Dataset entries
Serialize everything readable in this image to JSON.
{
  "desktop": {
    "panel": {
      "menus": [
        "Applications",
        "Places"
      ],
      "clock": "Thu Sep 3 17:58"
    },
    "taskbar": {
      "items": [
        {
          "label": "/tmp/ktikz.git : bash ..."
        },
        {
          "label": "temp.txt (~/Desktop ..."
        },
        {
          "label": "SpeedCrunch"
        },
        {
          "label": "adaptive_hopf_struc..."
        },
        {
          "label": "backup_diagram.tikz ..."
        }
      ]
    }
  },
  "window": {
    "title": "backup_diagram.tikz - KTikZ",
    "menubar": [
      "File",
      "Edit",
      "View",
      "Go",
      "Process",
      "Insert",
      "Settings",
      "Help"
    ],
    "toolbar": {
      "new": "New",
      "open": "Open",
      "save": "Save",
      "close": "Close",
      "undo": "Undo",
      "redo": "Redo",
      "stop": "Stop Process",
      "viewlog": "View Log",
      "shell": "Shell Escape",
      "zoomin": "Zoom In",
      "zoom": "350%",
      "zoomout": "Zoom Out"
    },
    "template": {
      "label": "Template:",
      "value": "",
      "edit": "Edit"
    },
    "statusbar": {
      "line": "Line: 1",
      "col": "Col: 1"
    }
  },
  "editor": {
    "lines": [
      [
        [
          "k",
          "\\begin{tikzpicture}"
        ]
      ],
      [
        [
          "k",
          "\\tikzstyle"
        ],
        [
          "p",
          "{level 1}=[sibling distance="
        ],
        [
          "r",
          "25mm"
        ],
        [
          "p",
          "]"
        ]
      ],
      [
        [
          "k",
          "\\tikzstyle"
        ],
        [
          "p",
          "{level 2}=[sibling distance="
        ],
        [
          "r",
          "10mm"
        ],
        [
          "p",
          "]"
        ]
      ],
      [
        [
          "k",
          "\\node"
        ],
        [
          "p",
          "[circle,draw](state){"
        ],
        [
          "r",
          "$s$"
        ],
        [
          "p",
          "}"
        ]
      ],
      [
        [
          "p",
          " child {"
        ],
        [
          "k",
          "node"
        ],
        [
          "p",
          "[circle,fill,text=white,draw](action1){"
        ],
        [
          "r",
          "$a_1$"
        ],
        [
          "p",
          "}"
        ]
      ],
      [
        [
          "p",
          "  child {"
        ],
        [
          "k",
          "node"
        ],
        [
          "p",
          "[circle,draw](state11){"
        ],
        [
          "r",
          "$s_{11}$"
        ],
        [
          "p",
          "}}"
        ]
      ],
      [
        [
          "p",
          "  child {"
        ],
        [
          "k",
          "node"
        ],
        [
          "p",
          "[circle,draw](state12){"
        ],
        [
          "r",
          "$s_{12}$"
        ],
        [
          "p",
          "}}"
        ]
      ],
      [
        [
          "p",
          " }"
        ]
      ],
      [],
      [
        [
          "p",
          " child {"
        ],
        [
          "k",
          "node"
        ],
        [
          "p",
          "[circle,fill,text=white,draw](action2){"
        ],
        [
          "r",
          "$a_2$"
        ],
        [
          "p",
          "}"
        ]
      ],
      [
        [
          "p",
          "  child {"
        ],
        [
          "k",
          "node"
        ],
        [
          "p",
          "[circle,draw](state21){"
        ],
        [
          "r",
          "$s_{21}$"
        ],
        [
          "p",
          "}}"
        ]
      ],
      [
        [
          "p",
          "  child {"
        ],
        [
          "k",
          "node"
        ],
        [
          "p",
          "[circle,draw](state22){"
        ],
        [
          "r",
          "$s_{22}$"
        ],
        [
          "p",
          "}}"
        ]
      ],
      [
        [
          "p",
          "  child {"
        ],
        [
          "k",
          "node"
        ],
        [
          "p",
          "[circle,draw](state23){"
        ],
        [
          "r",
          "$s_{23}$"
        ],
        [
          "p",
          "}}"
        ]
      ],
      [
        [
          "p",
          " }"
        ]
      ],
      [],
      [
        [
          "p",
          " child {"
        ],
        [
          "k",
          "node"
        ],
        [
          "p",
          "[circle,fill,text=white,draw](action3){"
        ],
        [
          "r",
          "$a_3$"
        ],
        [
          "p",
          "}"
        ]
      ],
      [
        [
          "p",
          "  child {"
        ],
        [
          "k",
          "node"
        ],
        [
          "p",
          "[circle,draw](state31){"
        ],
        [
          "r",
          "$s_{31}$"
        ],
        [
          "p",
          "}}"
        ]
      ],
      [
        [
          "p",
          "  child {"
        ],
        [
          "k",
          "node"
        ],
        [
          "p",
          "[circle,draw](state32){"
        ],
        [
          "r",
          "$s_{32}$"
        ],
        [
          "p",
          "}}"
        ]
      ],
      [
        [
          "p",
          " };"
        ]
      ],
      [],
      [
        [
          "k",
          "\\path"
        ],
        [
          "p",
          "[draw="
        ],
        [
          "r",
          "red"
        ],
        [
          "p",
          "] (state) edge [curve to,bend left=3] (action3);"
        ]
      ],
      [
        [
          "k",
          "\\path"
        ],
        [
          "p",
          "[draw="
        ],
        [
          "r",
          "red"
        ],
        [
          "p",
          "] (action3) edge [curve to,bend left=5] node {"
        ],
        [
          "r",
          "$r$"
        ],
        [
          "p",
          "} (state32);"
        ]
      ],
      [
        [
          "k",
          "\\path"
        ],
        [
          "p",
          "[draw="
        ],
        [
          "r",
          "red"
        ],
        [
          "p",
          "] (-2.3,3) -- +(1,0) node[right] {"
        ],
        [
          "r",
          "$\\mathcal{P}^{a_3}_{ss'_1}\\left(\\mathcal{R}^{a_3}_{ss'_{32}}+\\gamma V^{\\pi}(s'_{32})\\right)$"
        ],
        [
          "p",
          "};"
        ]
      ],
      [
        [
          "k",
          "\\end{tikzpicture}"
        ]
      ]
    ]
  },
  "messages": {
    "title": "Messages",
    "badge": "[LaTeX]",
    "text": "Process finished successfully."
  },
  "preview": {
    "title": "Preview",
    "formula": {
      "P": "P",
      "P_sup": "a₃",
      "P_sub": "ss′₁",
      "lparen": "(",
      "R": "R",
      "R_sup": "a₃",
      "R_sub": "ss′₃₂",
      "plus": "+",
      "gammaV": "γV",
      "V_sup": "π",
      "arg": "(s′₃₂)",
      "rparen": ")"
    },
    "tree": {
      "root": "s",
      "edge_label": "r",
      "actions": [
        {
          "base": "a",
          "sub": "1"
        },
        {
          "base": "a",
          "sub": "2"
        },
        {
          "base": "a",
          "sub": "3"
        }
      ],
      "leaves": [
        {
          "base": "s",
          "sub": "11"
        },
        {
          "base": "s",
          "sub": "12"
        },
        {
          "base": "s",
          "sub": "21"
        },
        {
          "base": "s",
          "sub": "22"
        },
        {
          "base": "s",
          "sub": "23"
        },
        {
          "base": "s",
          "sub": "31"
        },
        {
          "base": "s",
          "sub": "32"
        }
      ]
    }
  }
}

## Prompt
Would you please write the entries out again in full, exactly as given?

## Written response
Serialize everything readable in this image to JSON.
{
  "desktop": {
    "panel": {
      "menus": [
        "Applications",
        "Places"
      ],
      "clock": "Thu Sep 3 17:58"
    },
    "taskbar": {
      "items": [
        {
          "label": "/tmp/ktikz.git : bash ..."
        },
        {
          "label": "temp.txt (~/Desktop ..."
        },
        {
          "label": "SpeedCrunch"
        },
        {
          "label": "adaptive_hopf_struc..."
        },
        {
          "label": "backup_diagram.tikz ..."
        }
      ]
    }
  },
  "window": {
    "title": "backup_diagram.tikz - KTikZ",
    "menubar": [
      "File",
      "Edit",
      "View",
      "Go",
      "Process",
      "Insert",
      "Settings",
      "Help"
    ],
    "toolbar": {
      "new": "New",
      "open": "Open",
      "save": "Save",
      "close": "Close",
      "undo": "Undo",
      "redo": "Redo",
      "stop": "Stop Process",
      "viewlog": "View Log",
      "shell": "Shell Escape",
      "zoomin": "Zoom In",
      "zoom": "350%",
      "zoomout": "Zoom Out"
    },
    "template": {
      "label": "Template:",
      "value": "",
      "edit": "Edit"
    },
    "statusbar": {
      "line": "Line: 1",
      "col": "Col: 1"
    }
  },
  "editor": {
    "lines": [
      [
        [
          "k",
          "\\begin{tikzpicture}"
        ]
      ],
      [
        [
          "k",
          "\\tikzstyle"
        ],
        [
          "p",
          "{level 1}=[sibling distance="
        ],
        [
          "r",
          "25mm"
        ],
        [
          "p",
          "]"
        ]
      ],
      [
        [
          "k",
          "\\tikzstyle"
        ],
        [
          "p",
          "{level 2}=[sibling distance="
        ],
        [
          "r",
          "10mm"
        ],
        [
          "p",
          "]"
        ]
      ],
      [
        [
          "k",
          "\\node"
        ],
        [
          "p",
          "[circle,draw](state){"
        ],
        [
          "r",
          "$s$"
        ],
        [
          "p",
          "}"
        ]
      ],
      [
        [
          "p",
          " child {"
        ],
        [
          "k",
          "node"
        ],
        [
          "p",
          "[circle,fill,text=white,draw](action1){"
        ],
        [
          "r",
          "$a_1$"
        ],
        [
          "p",
          "}"
        ]
      ],
      [
        [
          "p",
          "  child {"
        ],
        [
          "k",
          "node"
        ],
        [
          "p",
          "[circle,draw](state11){"
        ],
        [
          "r",
          "$s_{11}$"
        ],
        [
          "p",
          "}}"
        ]
      ],
      [
        [
          "p",
          "  child {"
        ],
        [
          "k",
          "node"
        ],
        [
          "p",
          "[circle,draw](state12){"
        ],
        [
          "r",
          "$s_{12}$"
        ],
        [
          "p",
          "}}"
        ]
      ],
      [
        [
          "p",
          " }"
        ]
      ],
      [],
      [
        [
          "p",
          " child {"
        ],
        [
          "k",
          "node"
        ],
        [
          "p",
          "[circle,fill,text=white,draw](action2){"
        ],
        [
          "r",
          "$a_2$"
        ],
        [
          "p",
          "}"
        ]
      ],
      [
        [
          "p",
          "  child {"
        ],
        [
          "k",
          "node"
        ],
        [
          "p",
          "[circle,draw](state21){"
        ],
        [
          "r",
          "$s_{21}$"
        ],
        [
          "p",
          "}}"
        ]
      ],
      [
        [
          "p",
          "  child {"
        ],
        [
          "k",
          "node"
        ],
        [
          "p",
          "[circle,draw](state22){"
        ],
        [
          "r",
          "$s_{22}$"
        ],
        [
          "p",
          "}}"
        ]
      ],
      [
        [
          "p",
          "  child {"
        ],
        [
          "k",
          "node"
        ],
        [
          "p",
          "[circle,draw](state23){"
        ],
        [
          "r",
          "$s_{23}$"
        ],
        [
          "p",
          "}}"
        ]
      ],
      [
        [
          "p",
          " }"
        ]
      ],
      [],
      [
        [
          "p",
          " child {"
        ],
        [
          "k",
          "node"
        ],
        [
          "p",
          "[circle,fill,text=white,draw](action3){"
        ],
        [
          "r",
          "$a_3$"
        ],
        [
          "p",
          "}"
        ]
      ],
      [
        [
          "p",
          "  child {"
        ],
        [
          "k",
          "node"
        ],
        [
          "p",
          "[circle,draw](state31){"
        ],
        [
          "r",
          "$s_{31}$"
        ],
        [
          "p",
          "}}"
        ]
      ],
      [
        [
          "p",
          "  child {"
        ],
        [
          "k",
          "node"
        ],
        [
          "p",
          "[circle,draw](state32){"
        ],
        [
          "r",
          "$s_{32}$"
        ],
        [
          "p",
          "}}"
        ]
      ],
      [
        [
          "p",
          " };"
        ]
      ],
      [],
      [
        [
          "k",
          "\\path"
        ],
        [
          "p",
          "[draw="
        ],
        [
          "r",
          "red"
        ],
        [
          "p",
          "] (state) edge [curve to,bend left=3] (action3);"
        ]
      ],
      [
        [
          "k",
          "\\path"
        ],
        [
          "p",
          "[draw="
        ],
        [
          "r",
          "red"
        ],
        [
          "p",
          "] (action3) edge [curve to,bend left=5] node {"
        ],
        [
          "r",
          "$r$"
        ],
        [
          "p",
          "} (state32);"
        ]
      ],
      [
        [
          "k",
          "\\path"
        ],
        [
          "p",
          "[draw="
        ],
        [
          "r",
          "red"
        ],
        [
          "p",
          "] (-2.3,3) -- +(1,0) node[right] {"
        ],
        [
          "r",
          "$\\mathcal{P}^{a_3}_{ss'_1}\\left(\\mathcal{R}^{a_3}_{ss'_{32}}+\\gamma V^{\\pi}(s'_{32})\\right)$"
        ],
        [
          "p",
          "};"
        ]
      ],
      [
        [
          "k",
          "\\end{tikzpicture}"
        ]
      ]
    ]
  },
  "messages": {
    "title": "Messages",
    "badge": "[LaTeX]",
    "text": "Process finished successfully."
  },
  "preview": {
    "title": "Preview",
    "formula": {
      "P": "P",
      "P_sup": "a₃",
      "P_sub": "ss′₁",
      "lparen": "(",
      "R": "R",
      "R_sup": "a₃",
      "R_sub": "ss′₃₂",
      "plus": "+",
      "gammaV": "γV",
      "V_sup": "π",
      "arg": "(s′₃₂)",
      "rparen": ")"
    },
    "tree": {
      "root": "s",
      "edge_label": "r",
      "actions": [
        {
          "base": "a",
          "sub": "1"
        },
        {
          "base": "a",
          "sub": "2"
        },
        {
          "base": "a",
          "sub": "3"
        }
      ],
      "leaves": [
        {
          "base": "s",
          "sub": "11"
        },
        {
          "base": "s",
          "sub": "12"
        },
        {
          "base": "s",
          "sub": "21"
        },
        {
          "base": "s",
          "sub": "22"
        },
        {
          "base": "s",
          "sub": "23"
        },
        {
          "base": "s",
          "sub": "31"
        },
        {
          "base": "s",
          "sub": "32"
        }
      ]
    }
  }
}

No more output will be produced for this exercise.